Genes: Bits of DNA that carry instructions for "building" your body.
Chromosomes: Packages of DNA and genes in the cells of the body.
A great deal of evidence supports the idea that genes are one of the main causes of or a major contributor to ASD. More than 100 genes on different chromosomes may be involved in causing ASD, to different degrees.3,4
Many people with autism have slight changes, called mutations, in many of these genes. However, the link between genetic mutations and autism is complex:
- Most people with autism have different mutations and combinations of mutations. Not everyone with autism has changes in every gene that scientists have linked to ASD.
- Many people without autism or autism symptoms also have some of these genetic mutations that scientists have linked to autism.

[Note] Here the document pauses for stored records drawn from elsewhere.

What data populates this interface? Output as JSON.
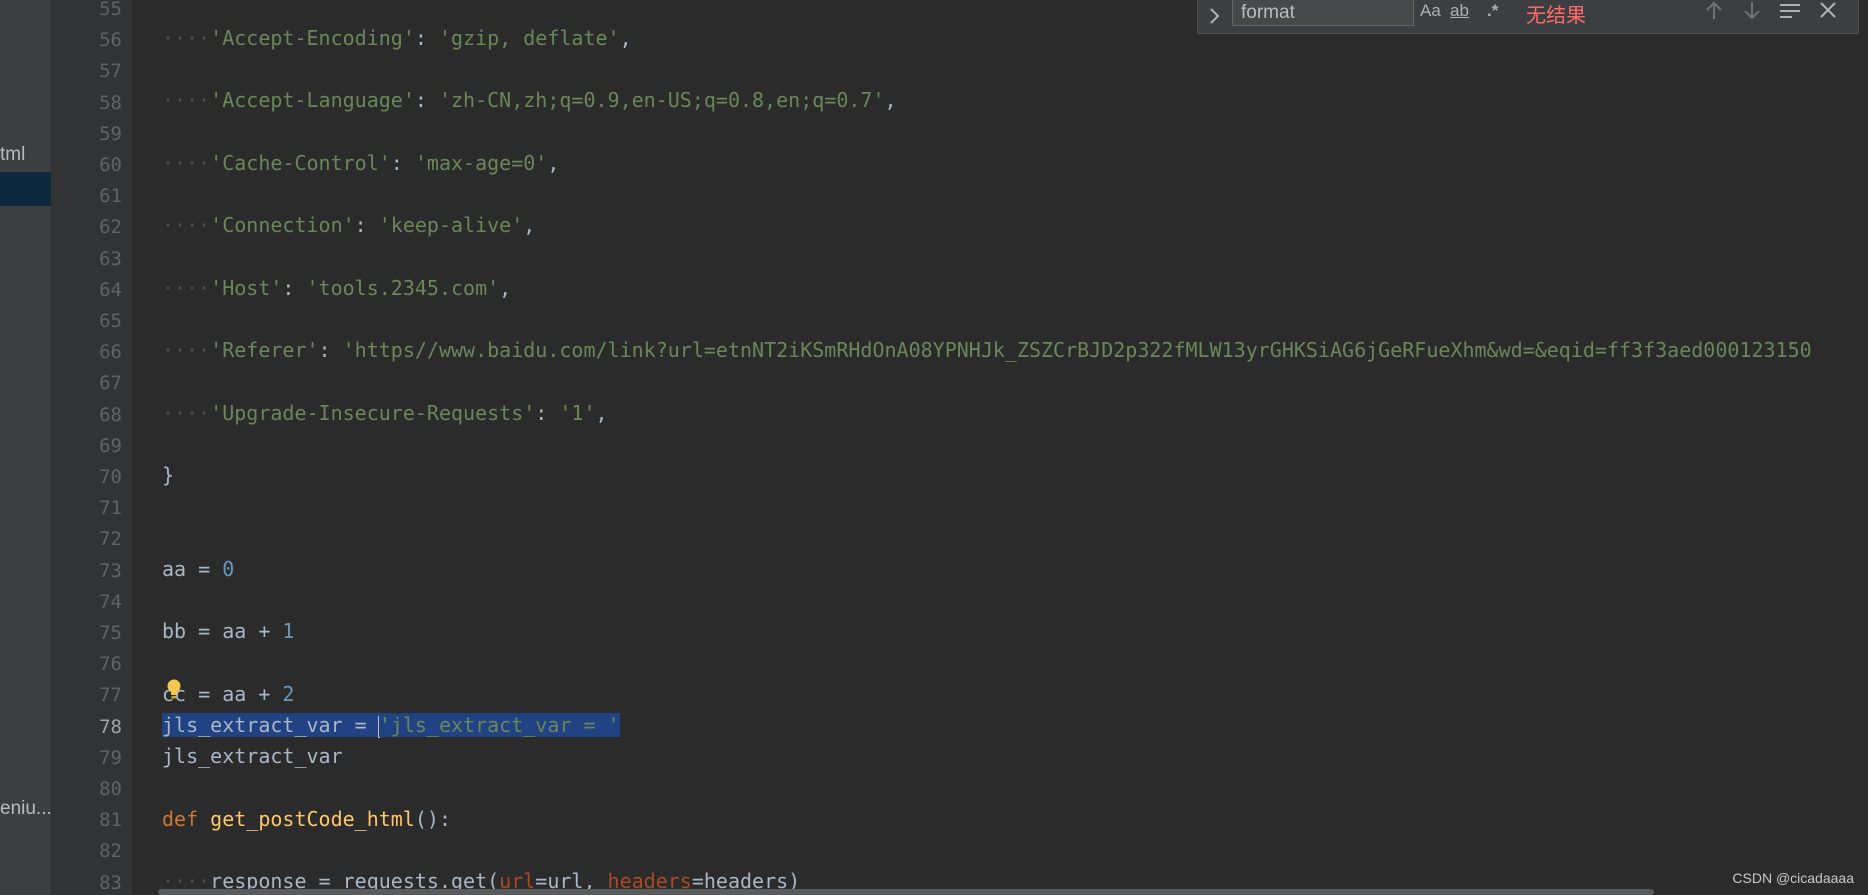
{
  "sidebar": {
    "items": [
      {
        "label": "tml"
      },
      {
        "label": "eniu..."
      }
    ]
  },
  "find_bar": {
    "query": "format",
    "options": [
      "Aa",
      "ab",
      ".*"
    ],
    "status": "无结果"
  },
  "gutter": {
    "lines": [
      "55",
      "56",
      "57",
      "58",
      "59",
      "60",
      "61",
      "62",
      "63",
      "64",
      "65",
      "66",
      "67",
      "68",
      "69",
      "70",
      "71",
      "72",
      "73",
      "74",
      "75",
      "76",
      "77",
      "78",
      "79",
      "80",
      "81",
      "82",
      "83"
    ],
    "current": "78"
  },
  "code": {
    "l56": {
      "indent": "····",
      "key": "'Accept-Encoding'",
      "sep": ": ",
      "val": "'gzip, deflate'",
      "end": ","
    },
    "l58": {
      "indent": "····",
      "key": "'Accept-Language'",
      "sep": ": ",
      "val": "'zh-CN,zh;q=0.9,en-US;q=0.8,en;q=0.7'",
      "end": ","
    },
    "l60": {
      "indent": "····",
      "key": "'Cache-Control'",
      "sep": ": ",
      "val": "'max-age=0'",
      "end": ","
    },
    "l62": {
      "indent": "····",
      "key": "'Connection'",
      "sep": ": ",
      "val": "'keep-alive'",
      "end": ","
    },
    "l64": {
      "indent": "····",
      "key": "'Host'",
      "sep": ": ",
      "val": "'tools.2345.com'",
      "end": ","
    },
    "l66": {
      "indent": "····",
      "key": "'Referer'",
      "sep": ": ",
      "val": "'https//www.baidu.com/link?url=etnNT2iKSmRHdOnA08YPNHJk_ZSZCrBJD2p322fMLW13yrGHKSiAG6jGeRFueXhm&wd=&eqid=ff3f3aed000123150"
    },
    "l68": {
      "indent": "····",
      "key": "'Upgrade-Insecure-Requests'",
      "sep": ": ",
      "val": "'1'",
      "end": ","
    },
    "l70": {
      "text": "}"
    },
    "l73": {
      "lhs": "aa = ",
      "num": "0"
    },
    "l75": {
      "lhs": "bb = aa + ",
      "num": "1"
    },
    "l77": {
      "lhs": "cc = aa + ",
      "num": "2"
    },
    "l78": {
      "sel_text": "jls_extract_var = ",
      "sel_str": "'jls_extract_var = '"
    },
    "l79": {
      "text": "jls_extract_var"
    },
    "l81": {
      "kw": "def",
      "fn": "get_postCode_html",
      "rest": "():"
    },
    "l83": {
      "indent": "····",
      "a": "response = requests.get(",
      "p1": "url",
      "b": "=url, ",
      "p2": "headers",
      "c": "=headers)"
    }
  },
  "watermark": "CSDN @cicadaaaa",
  "colors": {
    "editor_bg": "#2b2b2b",
    "gutter_bg": "#313335",
    "string": "#6a8759",
    "number": "#6897bb",
    "keyword": "#cc7832",
    "function": "#ffc66d",
    "param": "#aa4926",
    "selection": "#214283",
    "no_results": "#ff6b68"
  }
}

This evidence means that different genetic mutations probably play different roles in ASD. For example, certain mutations or combinations of mutations might:
- Cause specific symptoms of ASD
- Control how mild or severe those symptoms are
- Increase susceptibility to autism. This means someone with one of these gene mutations is at greater risk for autism than someone without the mutation.